A Conversation with Artist Wang Qingsong, Prof. Tang Xiaobing and Dr. Jeffrey Javed
Wednesday, February 21, 2018
4:15-6:00 PM
Willis Ward Lounge--Located in the first floor of the Michigan Union, just inside the main entrance Michigan Union Map
Inspired by a drawing (see attached) created by Chinese realist painter Wang Shikuo (1911-1973), LRCCS distinguished artist Wang Qingsong will recreate the image as a photo shoot with a host of community and university volunteers at Highland Park on February 17th. The following week on February 21, Prof.
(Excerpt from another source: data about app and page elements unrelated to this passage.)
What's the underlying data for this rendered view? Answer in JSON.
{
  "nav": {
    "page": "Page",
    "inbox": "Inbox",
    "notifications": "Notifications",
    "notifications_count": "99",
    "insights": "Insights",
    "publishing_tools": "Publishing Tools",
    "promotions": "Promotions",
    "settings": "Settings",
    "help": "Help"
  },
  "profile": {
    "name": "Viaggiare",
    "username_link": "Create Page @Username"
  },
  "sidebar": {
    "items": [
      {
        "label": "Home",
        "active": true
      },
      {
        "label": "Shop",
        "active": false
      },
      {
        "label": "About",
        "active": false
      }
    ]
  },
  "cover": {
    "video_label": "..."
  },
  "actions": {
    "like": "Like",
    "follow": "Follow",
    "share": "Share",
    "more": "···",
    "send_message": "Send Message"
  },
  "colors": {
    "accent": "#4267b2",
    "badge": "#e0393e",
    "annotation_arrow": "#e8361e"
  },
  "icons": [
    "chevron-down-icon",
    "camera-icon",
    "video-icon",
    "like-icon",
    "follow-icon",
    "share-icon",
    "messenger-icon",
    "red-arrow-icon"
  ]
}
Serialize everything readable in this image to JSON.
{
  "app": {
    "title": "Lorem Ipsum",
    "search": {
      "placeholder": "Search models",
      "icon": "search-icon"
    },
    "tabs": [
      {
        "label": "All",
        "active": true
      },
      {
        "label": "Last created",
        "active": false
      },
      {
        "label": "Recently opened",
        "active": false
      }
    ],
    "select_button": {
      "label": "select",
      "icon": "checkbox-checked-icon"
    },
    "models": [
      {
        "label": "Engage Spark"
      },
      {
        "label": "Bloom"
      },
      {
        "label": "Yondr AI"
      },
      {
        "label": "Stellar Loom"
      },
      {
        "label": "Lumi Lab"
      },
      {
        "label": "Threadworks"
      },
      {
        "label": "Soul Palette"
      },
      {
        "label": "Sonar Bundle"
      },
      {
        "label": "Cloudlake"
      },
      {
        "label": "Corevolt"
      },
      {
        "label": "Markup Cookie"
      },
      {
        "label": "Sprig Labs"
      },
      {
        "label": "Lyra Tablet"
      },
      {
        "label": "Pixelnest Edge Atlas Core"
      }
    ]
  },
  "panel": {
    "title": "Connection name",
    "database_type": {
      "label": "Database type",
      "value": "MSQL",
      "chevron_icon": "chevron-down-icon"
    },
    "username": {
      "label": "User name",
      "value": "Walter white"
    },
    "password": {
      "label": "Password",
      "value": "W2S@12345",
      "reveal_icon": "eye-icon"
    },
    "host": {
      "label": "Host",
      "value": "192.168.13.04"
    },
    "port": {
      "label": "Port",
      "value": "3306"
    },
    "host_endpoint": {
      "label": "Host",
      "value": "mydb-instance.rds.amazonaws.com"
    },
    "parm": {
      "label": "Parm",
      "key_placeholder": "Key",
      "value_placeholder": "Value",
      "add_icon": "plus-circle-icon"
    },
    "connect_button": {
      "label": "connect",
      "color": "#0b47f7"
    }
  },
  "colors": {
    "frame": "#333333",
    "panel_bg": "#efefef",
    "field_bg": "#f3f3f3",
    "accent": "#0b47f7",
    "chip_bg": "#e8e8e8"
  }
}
Tang Xiaobing, Helmut F. Stern Professor of Modern Chinese Studies and Comparative Literature, with LRCCS Postodoctoral Fellow Jeffrey Javed will engage in a conversation with the artist on the staging, meaning and historical background of the work. Prof. Tang's latest book "Visual Culture in Contemporary China: Paradigms and Shifts", Cambridge University Press, 2015., discusses "The Bloodstained Shirt" in detail. Dr. Javed will highlight the political and social dynamics of mass violence in the early Maoist period.

Wang Qingsong's exhibit, "Between Past and Future: Wang Qingsong 1999-2006" has been extended through February 23 and will be the site of the artist/faculty conversation on Feb. 21

In the neighborhoods of Detroit, extensive vacancy and abandonment have led to new ways that people remake disinvested space—ruins voyeurism gives way to residents, artists, and entrepreneurs curating spaces in their own vision and as template for the future of the city. By comparing Beijing and Detroit, Qingsong seeks to mix these two cities’ stories together, creating a new overtone for the ongoing challenges of global societies. This project contributes to the hope for another narrative to city building, one that uncovers traces of the past, its erasures and demolitions, while engaging with the community through artistic practice to construct a new, vibrant vision for urban regeneration.

WANG Qingsong is an artist, educator and curator based in Beijing whose large format photographic works have been exhibited across the globe at major museums, art centers, and galleries He has created a series of works showing the history of once glorious cities-the lost memories found behind broken walls, deserted warehouses and closed doors. Just as Beijing, an ancient city brimming with history and tradition, has experienced the disruption and destruction of rapid modernism, so Qingsong finds Detroit grappling with a similar history as it reconfigures itself for the future.

With support from U-M International Institute, Penny W. Stamps School of Art & Design, Taubman College, Living Arts, LSA Residential College, Screen Arts & Cultures, Museum of Art (UMMA), Center for Educational Outreach, U-M Detroit Center, Focus Hope-Detroit, College for Creative Studies-Detroit.
Building: Michigan Union
Event Type: Lecture / Discussion
Tags: Chinese Studies, Visual Arts
Source: Happening @ Michigan from Lieberthal-Rogel Center for Chinese Studies, Confucius Institute at the University of Michigan, International Institute, Asian Languages and Cultures